If we consider further, then in the first line we perceive two more meanings as well. In the light of the first of these, saadah will be construed as a quality not of the letter, but of the letter-writer. This first meaning thus becomes that someone who has written her a letter and is not dispirited-- that person can only be 'simple' (foolish). In order to establish the second meaning, assume the line to contain a negative rhetorical question. Now the prose will be like this: 'Having written her a simple letter, would anyone not be dispirited?!' (That is, it's impossible that he would not be dispirited-- he will be dispirited, and certainly will be so!)

In order to legitimate all three meanings, in the second line an absolutely new idea comes before us: that with regard to the Messenger there is always the suspicion that he might open the letter and read it. Thus instead of a letter, it's better to send a blank piece of paper. Even if the Messenger would have the rank/status of a prophet, I will still remain suspicious of him-- that he might read my letter!

The word rasuul has the meaning of a message-bearer [payaam-bar], and especially one who would bring some oral message. Thus in qaa.sid rasuul ho there's an excellent ambiguity. Even if I sent a blank piece of paper, I would still suspect the Messenger of extracting some kind of meaning from it. Or in any case the regret would remain that if I didn't suspect the Messenger of opening and reading the letter, then instead of a blank piece of paper I would have written down and sent the state of my heart. Thus in both cases, dejection will remain, because in any case the suspicion would remain that the Messenger would read the letter.
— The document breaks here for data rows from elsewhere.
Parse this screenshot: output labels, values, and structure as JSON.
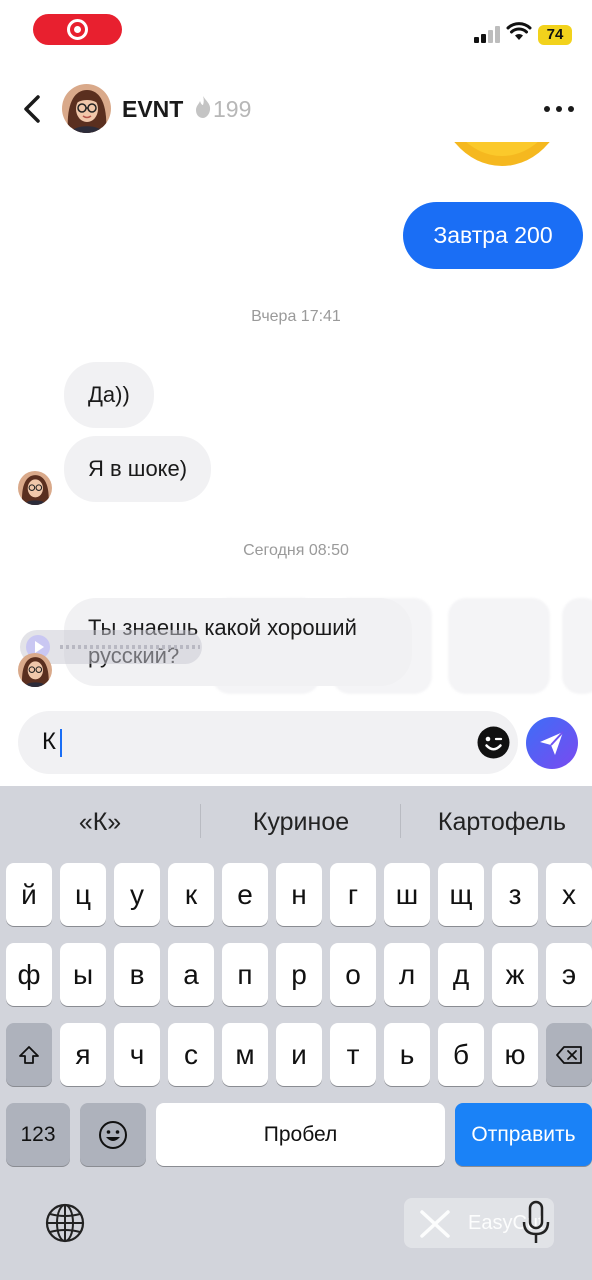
{
  "status_bar": {
    "battery": "74",
    "accent": "#e8202f",
    "battery_color": "#f2d21c"
  },
  "header": {
    "contact_name": "EVNT",
    "streak_count": "199",
    "icons": [
      "back-arrow-icon",
      "fire-icon",
      "more-dots-icon"
    ]
  },
  "messages": {
    "outgoing_1": "Завтра 200",
    "timestamp_1": "Вчера 17:41",
    "incoming_1": "Да))",
    "incoming_2": "Я в шоке)",
    "timestamp_2": "Сегодня 08:50",
    "incoming_3": "Ты знаешь какой хороший русский?"
  },
  "composer": {
    "value": "К",
    "accent": "#1a6ef5",
    "icons": [
      "emoji-icon",
      "send-icon"
    ]
  },
  "keyboard": {
    "suggestions": [
      "«К»",
      "Куриное",
      "Картофель"
    ],
    "row1": [
      "й",
      "ц",
      "у",
      "к",
      "е",
      "н",
      "г",
      "ш",
      "щ",
      "з",
      "х"
    ],
    "row2": [
      "ф",
      "ы",
      "в",
      "а",
      "п",
      "р",
      "о",
      "л",
      "д",
      "ж",
      "э"
    ],
    "row3": [
      "я",
      "ч",
      "с",
      "м",
      "и",
      "т",
      "ь",
      "б",
      "ю"
    ],
    "numbers_key": "123",
    "space_key": "Пробел",
    "send_key": "Отправить",
    "icons": [
      "shift-icon",
      "backspace-icon",
      "emoji-key-icon",
      "globe-icon",
      "microphone-icon"
    ]
  },
  "watermark": {
    "label": "EasyCut"
  }
}
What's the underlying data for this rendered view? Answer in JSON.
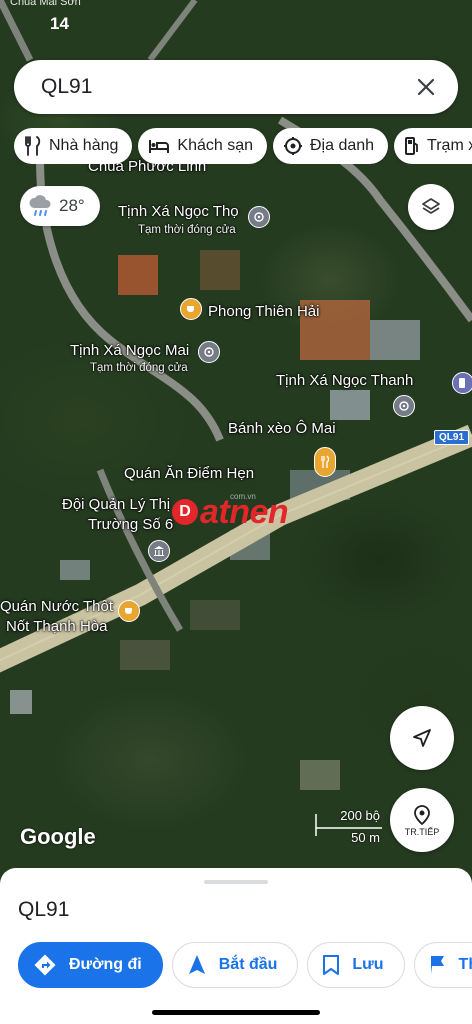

The 'connection' of a zila between ;xa:t meaning down on the cheek, and saadah meaning 'one on whose cheek down has not yet grown', is extremely fine. The affinity between qaa.sid and rasuul is obvious. He's composed a devastating opening-verse.



The first line is about an unknown 'someone' who who writes a (possibly blank) letter to the beloved and may perhaps be 'guileless, simple' and/or 'dispirited, dejected'. Since saadah is a 'midpoint' adjective, it could modify either the letter ('blank', or else 'clear, candid'; see the definition above), or else the letter-writer ('guileless, sincere'). The future subjunctive verb ho can be read as 'would, might, should'; it can thus express wishes, hopes, fears, or neutral possibilities; so here too there are many permutations possible. As SRF notes, each reading could be taken as either a statement or a question, which further multiplies the permutations.

The second line of this 'A,B' verse is about how 'we' (the speaker himself, or lovers in general) behave. On one reading, the speaker is so paranoid that he would be suspicious of the Messenger even if he were a divine emissary-- a prophet (or even 'the' Prophet). On another reading, he would be suspicious of the Messenger if he bore, in addition to a written letter, an oral message as well-- since rasuul can, as SRF notes, imply the bearing of an oral message.

By now, we readers are surrounded by a cloud of possible permutations. I won't seek to ring the changes. Instead, by way of illustration I'll just paraphrase in clearer detail the logic of the three basic possibilities outlined by SRF.

For SRF's first reading of the first line (1a), an expanded paraphrase can be: 'No one should be sorry about sending her a blank letter-- such prudence or paranoia is just normal behavior, for we lovers are always suspicious of the Messenger'. For SRF's second reading (1b), a similar paraphrase can be: 'No simple, sincere person should be sorry about sending her a letter-- the risk is worth running, for we lovers are always irrationally suspicious of the Messenger, whether or not there's any cause'. For his third reading (1c), a paraphrase can be: 'How could anybody who sends her a candid, open letter not be unhappy afterwards? We lovers are always suspicious of the Messenger!'

Are the lovers' suspicions perhaps well-grounded (because the Messenger is gossipy or unreliable, or has been bribed by some Rival, or is likely himself to fall in love with the beloved), or are their suspicions irrational and paranoid (because they are born of the mad lovers' wild, disproportionate emotions)? As so often, it's left up to us to decide.